**AIM OF THE EXERCISE:** If a line in the data contains "Balai", copy it out.

**Stored records:**
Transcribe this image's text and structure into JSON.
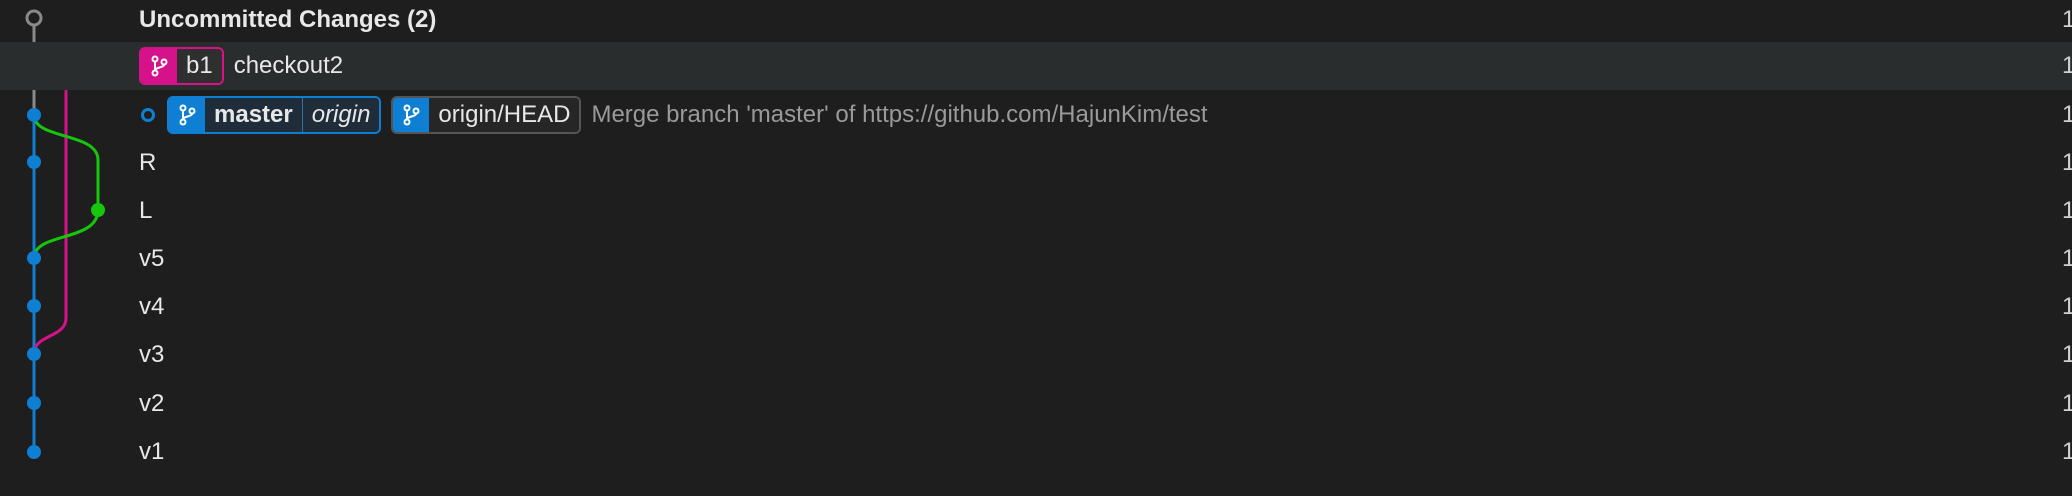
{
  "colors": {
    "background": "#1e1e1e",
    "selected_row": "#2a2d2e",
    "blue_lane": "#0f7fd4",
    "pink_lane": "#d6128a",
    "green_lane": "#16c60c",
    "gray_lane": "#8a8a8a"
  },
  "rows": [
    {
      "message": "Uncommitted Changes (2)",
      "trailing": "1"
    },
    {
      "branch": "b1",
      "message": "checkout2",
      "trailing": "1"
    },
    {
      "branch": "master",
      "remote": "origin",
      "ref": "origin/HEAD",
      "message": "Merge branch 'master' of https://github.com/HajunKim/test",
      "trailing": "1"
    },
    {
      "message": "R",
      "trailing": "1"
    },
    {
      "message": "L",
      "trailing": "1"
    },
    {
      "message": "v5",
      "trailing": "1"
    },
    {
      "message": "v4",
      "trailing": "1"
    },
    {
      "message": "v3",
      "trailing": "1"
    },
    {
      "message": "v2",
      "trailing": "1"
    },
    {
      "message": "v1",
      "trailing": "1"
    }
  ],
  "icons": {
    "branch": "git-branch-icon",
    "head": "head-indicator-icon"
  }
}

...

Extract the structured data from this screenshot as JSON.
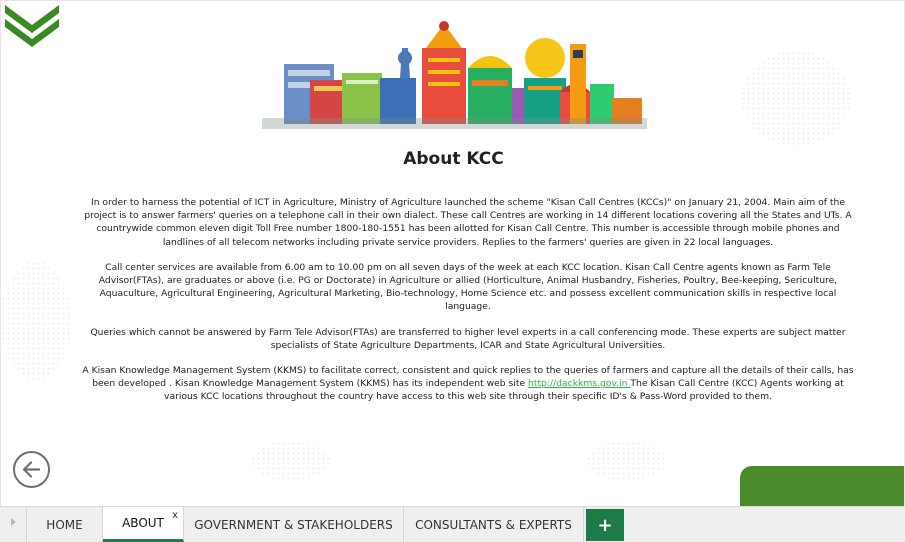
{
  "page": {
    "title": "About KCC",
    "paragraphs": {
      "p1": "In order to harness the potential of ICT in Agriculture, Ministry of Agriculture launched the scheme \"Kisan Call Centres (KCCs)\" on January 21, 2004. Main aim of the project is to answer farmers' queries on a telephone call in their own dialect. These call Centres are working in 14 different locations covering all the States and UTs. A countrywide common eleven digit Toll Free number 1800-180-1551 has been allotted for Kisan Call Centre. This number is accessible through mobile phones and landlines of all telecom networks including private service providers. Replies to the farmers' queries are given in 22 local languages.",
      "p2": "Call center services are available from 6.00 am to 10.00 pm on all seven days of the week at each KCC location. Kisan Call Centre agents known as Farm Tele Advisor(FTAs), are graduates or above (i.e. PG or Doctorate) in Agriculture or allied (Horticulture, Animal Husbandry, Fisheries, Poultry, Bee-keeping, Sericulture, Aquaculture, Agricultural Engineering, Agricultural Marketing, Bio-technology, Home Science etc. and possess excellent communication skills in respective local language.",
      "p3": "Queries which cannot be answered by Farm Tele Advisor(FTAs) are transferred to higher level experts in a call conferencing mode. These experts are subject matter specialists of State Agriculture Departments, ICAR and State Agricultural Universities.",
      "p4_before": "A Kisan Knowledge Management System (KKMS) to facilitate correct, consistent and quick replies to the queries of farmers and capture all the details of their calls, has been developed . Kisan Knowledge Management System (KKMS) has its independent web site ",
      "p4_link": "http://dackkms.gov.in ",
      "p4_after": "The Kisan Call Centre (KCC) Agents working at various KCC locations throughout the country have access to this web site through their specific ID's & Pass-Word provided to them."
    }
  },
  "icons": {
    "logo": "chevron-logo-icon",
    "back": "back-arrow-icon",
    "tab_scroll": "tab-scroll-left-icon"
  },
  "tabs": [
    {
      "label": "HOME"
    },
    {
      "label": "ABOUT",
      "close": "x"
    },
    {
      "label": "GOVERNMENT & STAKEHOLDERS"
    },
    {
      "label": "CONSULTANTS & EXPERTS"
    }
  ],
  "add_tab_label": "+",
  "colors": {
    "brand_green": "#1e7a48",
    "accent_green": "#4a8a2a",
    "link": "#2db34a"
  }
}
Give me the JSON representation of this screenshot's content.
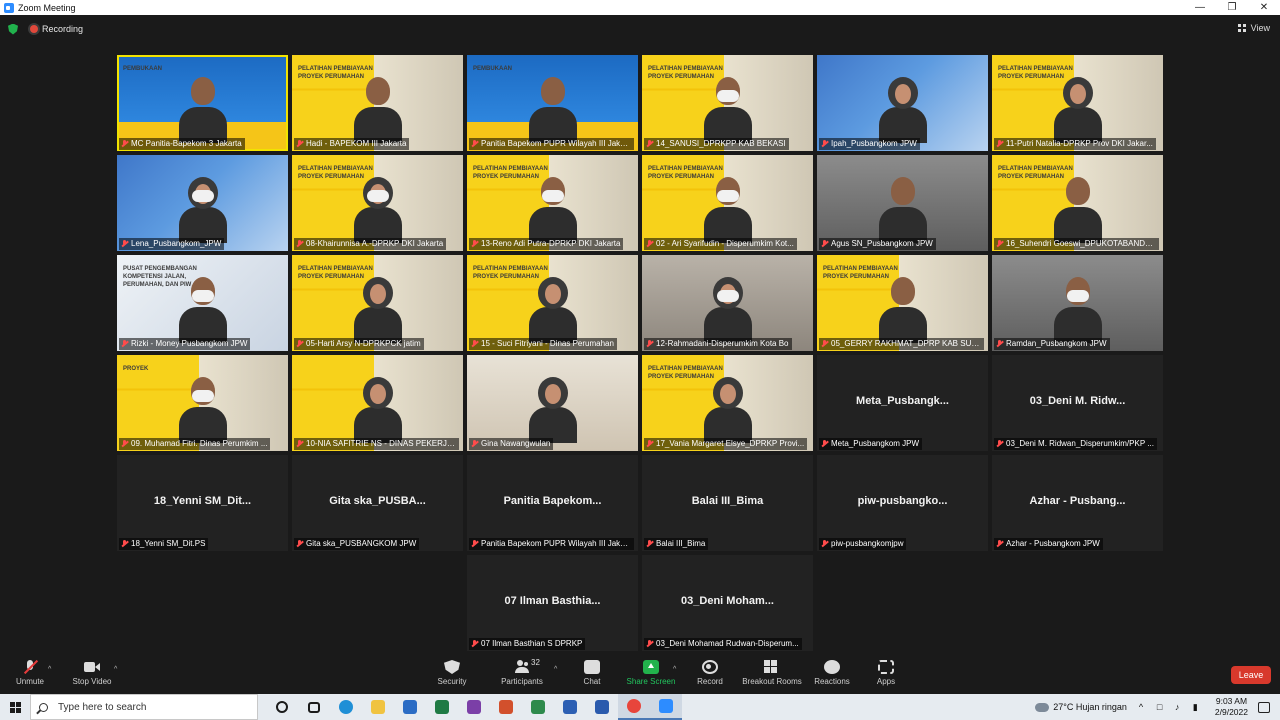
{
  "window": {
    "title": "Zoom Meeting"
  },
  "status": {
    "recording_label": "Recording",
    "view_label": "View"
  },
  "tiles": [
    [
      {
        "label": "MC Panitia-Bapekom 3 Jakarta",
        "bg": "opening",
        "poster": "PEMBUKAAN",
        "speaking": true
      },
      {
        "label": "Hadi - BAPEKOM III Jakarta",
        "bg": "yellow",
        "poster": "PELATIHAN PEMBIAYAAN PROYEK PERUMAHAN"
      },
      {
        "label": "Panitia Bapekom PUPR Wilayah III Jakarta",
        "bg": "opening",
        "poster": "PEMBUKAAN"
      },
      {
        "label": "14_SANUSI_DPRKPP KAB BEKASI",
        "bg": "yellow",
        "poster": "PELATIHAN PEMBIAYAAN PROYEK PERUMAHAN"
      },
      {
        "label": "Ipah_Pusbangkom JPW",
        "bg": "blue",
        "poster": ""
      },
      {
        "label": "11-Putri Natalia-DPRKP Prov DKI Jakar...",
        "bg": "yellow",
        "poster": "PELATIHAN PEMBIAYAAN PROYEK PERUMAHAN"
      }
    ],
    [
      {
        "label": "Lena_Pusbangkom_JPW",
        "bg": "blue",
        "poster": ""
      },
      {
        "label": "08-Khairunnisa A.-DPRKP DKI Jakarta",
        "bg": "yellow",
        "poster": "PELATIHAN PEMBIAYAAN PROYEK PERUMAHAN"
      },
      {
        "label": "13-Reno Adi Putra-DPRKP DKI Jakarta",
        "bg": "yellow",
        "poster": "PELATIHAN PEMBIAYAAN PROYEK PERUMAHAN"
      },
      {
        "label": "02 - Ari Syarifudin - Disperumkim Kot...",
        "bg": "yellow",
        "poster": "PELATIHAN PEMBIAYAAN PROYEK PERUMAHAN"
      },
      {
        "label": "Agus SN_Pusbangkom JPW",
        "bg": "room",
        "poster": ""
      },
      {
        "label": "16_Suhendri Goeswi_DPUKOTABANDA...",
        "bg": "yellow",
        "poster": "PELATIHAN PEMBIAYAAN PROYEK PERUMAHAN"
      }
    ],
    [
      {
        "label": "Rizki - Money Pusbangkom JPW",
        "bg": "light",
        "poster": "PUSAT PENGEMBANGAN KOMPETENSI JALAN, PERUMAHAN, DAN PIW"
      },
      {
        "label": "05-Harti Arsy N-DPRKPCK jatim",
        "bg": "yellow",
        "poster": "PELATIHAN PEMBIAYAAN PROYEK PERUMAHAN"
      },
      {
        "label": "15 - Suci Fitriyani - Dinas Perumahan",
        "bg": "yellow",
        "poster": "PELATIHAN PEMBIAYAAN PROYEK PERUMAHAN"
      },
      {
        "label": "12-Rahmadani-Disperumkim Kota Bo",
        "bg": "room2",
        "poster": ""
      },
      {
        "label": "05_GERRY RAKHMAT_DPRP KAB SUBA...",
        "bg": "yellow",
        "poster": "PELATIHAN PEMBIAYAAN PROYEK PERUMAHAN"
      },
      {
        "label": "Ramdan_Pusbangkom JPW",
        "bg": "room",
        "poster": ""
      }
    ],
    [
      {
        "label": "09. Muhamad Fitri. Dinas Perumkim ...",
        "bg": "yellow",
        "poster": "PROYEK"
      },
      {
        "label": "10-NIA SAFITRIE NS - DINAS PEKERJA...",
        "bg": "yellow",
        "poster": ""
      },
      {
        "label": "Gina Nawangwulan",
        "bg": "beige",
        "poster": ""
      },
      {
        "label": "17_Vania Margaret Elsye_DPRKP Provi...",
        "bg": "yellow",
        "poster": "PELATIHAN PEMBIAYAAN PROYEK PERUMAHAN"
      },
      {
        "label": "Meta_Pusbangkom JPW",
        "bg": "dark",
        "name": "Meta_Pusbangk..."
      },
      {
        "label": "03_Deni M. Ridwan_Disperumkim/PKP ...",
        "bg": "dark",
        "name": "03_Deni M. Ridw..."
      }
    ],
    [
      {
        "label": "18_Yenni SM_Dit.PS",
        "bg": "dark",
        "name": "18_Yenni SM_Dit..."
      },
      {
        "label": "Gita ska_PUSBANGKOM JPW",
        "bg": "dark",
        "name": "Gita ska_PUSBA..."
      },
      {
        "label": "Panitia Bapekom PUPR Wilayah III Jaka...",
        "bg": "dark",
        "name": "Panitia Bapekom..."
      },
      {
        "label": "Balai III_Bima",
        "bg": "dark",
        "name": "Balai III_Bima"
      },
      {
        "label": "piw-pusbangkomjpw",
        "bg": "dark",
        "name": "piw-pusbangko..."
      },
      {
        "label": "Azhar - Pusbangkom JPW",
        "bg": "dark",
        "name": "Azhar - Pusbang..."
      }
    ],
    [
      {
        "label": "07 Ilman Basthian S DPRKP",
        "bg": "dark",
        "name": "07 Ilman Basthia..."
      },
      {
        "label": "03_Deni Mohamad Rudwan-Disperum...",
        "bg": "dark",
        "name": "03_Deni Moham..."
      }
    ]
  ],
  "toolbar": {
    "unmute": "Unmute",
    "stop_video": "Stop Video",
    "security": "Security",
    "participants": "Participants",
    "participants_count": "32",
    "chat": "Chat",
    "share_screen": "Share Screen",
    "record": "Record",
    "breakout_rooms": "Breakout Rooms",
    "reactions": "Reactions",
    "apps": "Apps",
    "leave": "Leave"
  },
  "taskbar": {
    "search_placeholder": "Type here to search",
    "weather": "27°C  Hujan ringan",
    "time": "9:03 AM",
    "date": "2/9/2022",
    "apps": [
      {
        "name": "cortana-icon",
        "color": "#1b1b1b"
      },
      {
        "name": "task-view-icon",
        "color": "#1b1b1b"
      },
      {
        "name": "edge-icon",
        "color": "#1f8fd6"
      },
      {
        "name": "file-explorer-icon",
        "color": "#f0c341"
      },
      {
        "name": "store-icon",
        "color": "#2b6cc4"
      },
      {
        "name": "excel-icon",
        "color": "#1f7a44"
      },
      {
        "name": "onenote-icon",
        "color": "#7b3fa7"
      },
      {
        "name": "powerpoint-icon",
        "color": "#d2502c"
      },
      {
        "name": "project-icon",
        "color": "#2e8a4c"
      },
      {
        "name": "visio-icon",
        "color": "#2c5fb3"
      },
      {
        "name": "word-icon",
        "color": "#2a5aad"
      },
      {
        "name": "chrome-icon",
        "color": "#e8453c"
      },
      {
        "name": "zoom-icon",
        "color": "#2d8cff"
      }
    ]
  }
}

**ANSWER TO THE EXERCISE:**
        "label": "Balai III_Bima",
        "name": "Balai III_Bima"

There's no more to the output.